On December 15, 1791, two months after Valentine died, the Second Amendment to the United States Constitution was ratified, along with nine other articles of the Bill of Rights. And though we can’t know for certain, I have a feeling that given the time in which he lived and the part he played in the War of Independence, he would have looked kindly upon legislation ensuring a well-regulated militia and his right to keep and bear arms.

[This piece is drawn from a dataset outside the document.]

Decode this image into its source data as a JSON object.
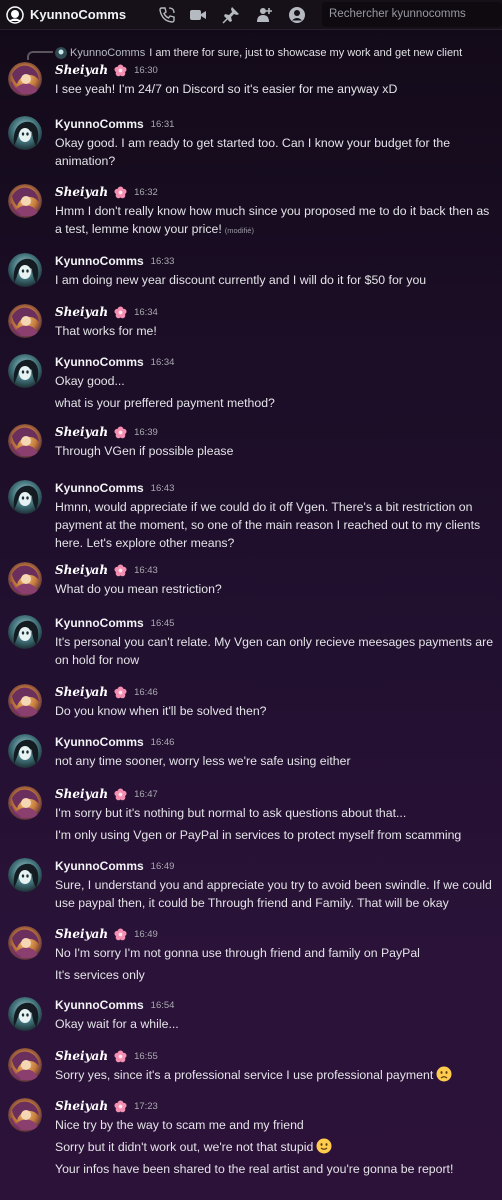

For the purpose of this discussion, though, an understanding of the times in which the 2nd Amendment was crafted is important, especially since “arms” from that era bear no resemblance whatsoever to the vast array of powerful weaponry available today. Simply put, the guns known to those deliberating this important amendment consisted of the various muzzle loading rifles, muskets and flintlock pistols used in combat against the British and, needless to say, none among those early legislators could have envisioned the plethora of armament now available for both military and civilian use.
Assuming, for a moment, that Valentine Wheeler was skilled in the use of a muzzle loading rifle, the multi-step process for firing required that he pour measured powder down the barrel, place a patch and ball on the muzzle, push the ball into the barrel and then using a ramrod, force the ball all the way down. Following these steps in the heat of battle meant that, at best, he would be able to fire only three rounds per minute, each with a muzzle velocity of 1,000 feet per second and a maximum effective range of 50 meters.
In contrast, the typical modern-day AR-15 holds 30 bullets in a standard magazine, and can fire 45 rounds per minute with a muzzle velocity of 3,260 feet per second and a maximum effective range of 550 meters. As we know, arms of this sort have become today’s “weapon of choice” for mass murderers, especially since they can be equipped with extended magazines and further modified to fire in fully automatic mode.
Clearly, the 2nd Amendment was created in and for a very different period of time, but it is not the only antiquated portion of the Bill of Rights. The 3rd Amendment, for example, assures us that soldiers may not be quartered in private homes without the owner’s consent. That is good to know, but while I celebrate the fact that an army platoon cannot bivouac in my living room, I find myself conducting a risk assessment every time I venture out to the mall, a musical presentation, or even a 4th of July parade.
It is important to pause here and emphasize that I am not among the absolutist anti-gun crowd … much to the contrary. I am a retired police officer who qualified with a range of sidearms and long guns over the course of my career … my grandfather was a gunsmith, a prison armorer, and a Life Member of the NRA … and my mother was captain of her high school rifle team. In other words, I grew up around firearms and am both comfortable and competent in their use.
My personal familiarity with guns aside, there is no rational reason for assault weapons to be in the hands of civilians. Those sorts of arms, which are designed and intended for the battlefield, pose an extraordinary public safety risk which, as evidence has repeatedly shown, make it easier for shooters to kill more people more quickly.
I sometimes wonder what it would be like for one of our ancestors to return, briefly, to our present-day world for a visit. What, for example, would Valentine Wheeler – who fought for “Life, Liberty and the Pursuit of Happiness” – have to say of our preposterous failure, as a people, to ban a device that has contributed to so much carnage and misery.
Amanda Gorman, the 2017 National Youth Poet Laureate, captures the essence of this argument perfectly:
It takes a monster to kill children, but to watch monsters kill children again and again and do nothing isn’t just insanity – it’s inhumanity.